Uttarakhand to get India’s first integrated cooperative development project
To check forced migration from the hills of Uttarakhand the state government will soon launch the country’s first Integrated Co-operative Development Project (ICDP). The scheme aims to drastically improve the rural economy by giving a boost to the co-operative, farm and allied sectors, chief minister Trivendra Singh Rawat announced on Thursday.
“We will be the first state in the country to launch the project (ICDP), for which the technical and financial support will be provided by a key central government agency,” Rawat said referring to the National Cooperative Development Cooperation (NCDC). “The project worth ~3,632 crore aims to strengthen the rural economy by giving a boost to the cooperative, farm and allied sectors that will help us check forced migration from the hills,” he said.
Announcing the scheme at a joint press conference with cooperatives and animal husbandry secretary R Meenakshi Sundaram, the chief minister said about 50,000 small and marginal farmers would be directly benefited by the scheme. “It will also help generate five lakh man days of employment, besides creating additional employment through commercial activities like marketing of agricultural produce and dairy products,” he said.
Stating that ICDP would be replicated across the country, Rawat said it would be instrumental in implementing Prime Minister Narendra Modi’s vision of doubling the farmers’ income by 2022.
“The project (ICDP) will help facilitate a uniform economic gr- owth in the state by bringing the farm sector at par with the manufacturing sector,” he clarified.
Giving details of its various components, Rawat said ICDP would benefit all small and marginal farmers as it would help boost all aspects of the agriculture sector, including horticulture, aromatic plants and cold water fisheries. “It will also give boost to sectors such as the animal husbandry, dairy, besides giving a boost to the economy of farmers engaged in the rearing of sheep and goats,” Rawat said. A project of this dimension, he clarified, would also give a boost to the potential trade relating to fibres generated from the industrial hemp (with hardly any narcotic component) and the nettle grass endemic to the hill state.
“Such fibre crops are in great demand in Singapore as I discovered during my recent visit to that country where I attended investors’ meet recently,” Rawat said adding that local farmers could export those natural fibres after marketing linkages would be developed as the work on the project would progress.
Admitting that marketing of agricultural produce and dairy products is a huge problem due to low farm yield, he said: “As a result, there are hardly any buyers available for farm produce despite my efforts to set up a marketing network in rural areas.” In his earlier tenure, Rawat was the agriculture minister.
There would be enough buyers once farm production gets a boost after the introduction of cooperative-based farming. “The project (ICDP) will also pave the way for the entry of the corporate companies which would buy agriculture produce from farmers from their farms at good rates.”

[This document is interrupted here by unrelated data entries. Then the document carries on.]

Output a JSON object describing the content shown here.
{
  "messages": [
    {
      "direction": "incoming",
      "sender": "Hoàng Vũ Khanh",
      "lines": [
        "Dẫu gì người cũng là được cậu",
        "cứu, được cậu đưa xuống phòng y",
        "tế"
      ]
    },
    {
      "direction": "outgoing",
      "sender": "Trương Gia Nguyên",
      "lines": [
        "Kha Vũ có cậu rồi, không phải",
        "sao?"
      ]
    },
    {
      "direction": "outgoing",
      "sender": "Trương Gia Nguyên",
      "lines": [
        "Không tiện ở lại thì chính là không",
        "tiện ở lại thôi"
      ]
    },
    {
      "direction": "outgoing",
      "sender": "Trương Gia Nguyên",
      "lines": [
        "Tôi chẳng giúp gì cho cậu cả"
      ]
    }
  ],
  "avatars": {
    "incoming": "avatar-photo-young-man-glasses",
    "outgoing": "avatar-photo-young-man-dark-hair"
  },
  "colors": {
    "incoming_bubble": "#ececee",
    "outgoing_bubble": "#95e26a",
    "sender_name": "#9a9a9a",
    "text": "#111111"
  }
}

Co-operatives and animal husbandry secretary Sundaram said 80% of the financial assistance the state would receive from the Centre for the project would be in the form of loan and the rest would be grant. “The loan to farmers wo- uld be interest free,” he said. The funds under ICDP would be used to strengthen the three-tier cooperative societies to give boost to marketing linkages at all levels.
Sunadram said complete transparency would be maintained in releasing loan amounts to farmers. “The amount will be released to their bank accounts by the project directorate which would be set up soon,” he clarified. “Similarly,” Sundaram said, “all village-specific projects sanctioned under ICDP would be scrutinised by the directorate and a high powered committee headed by the chief secretary.”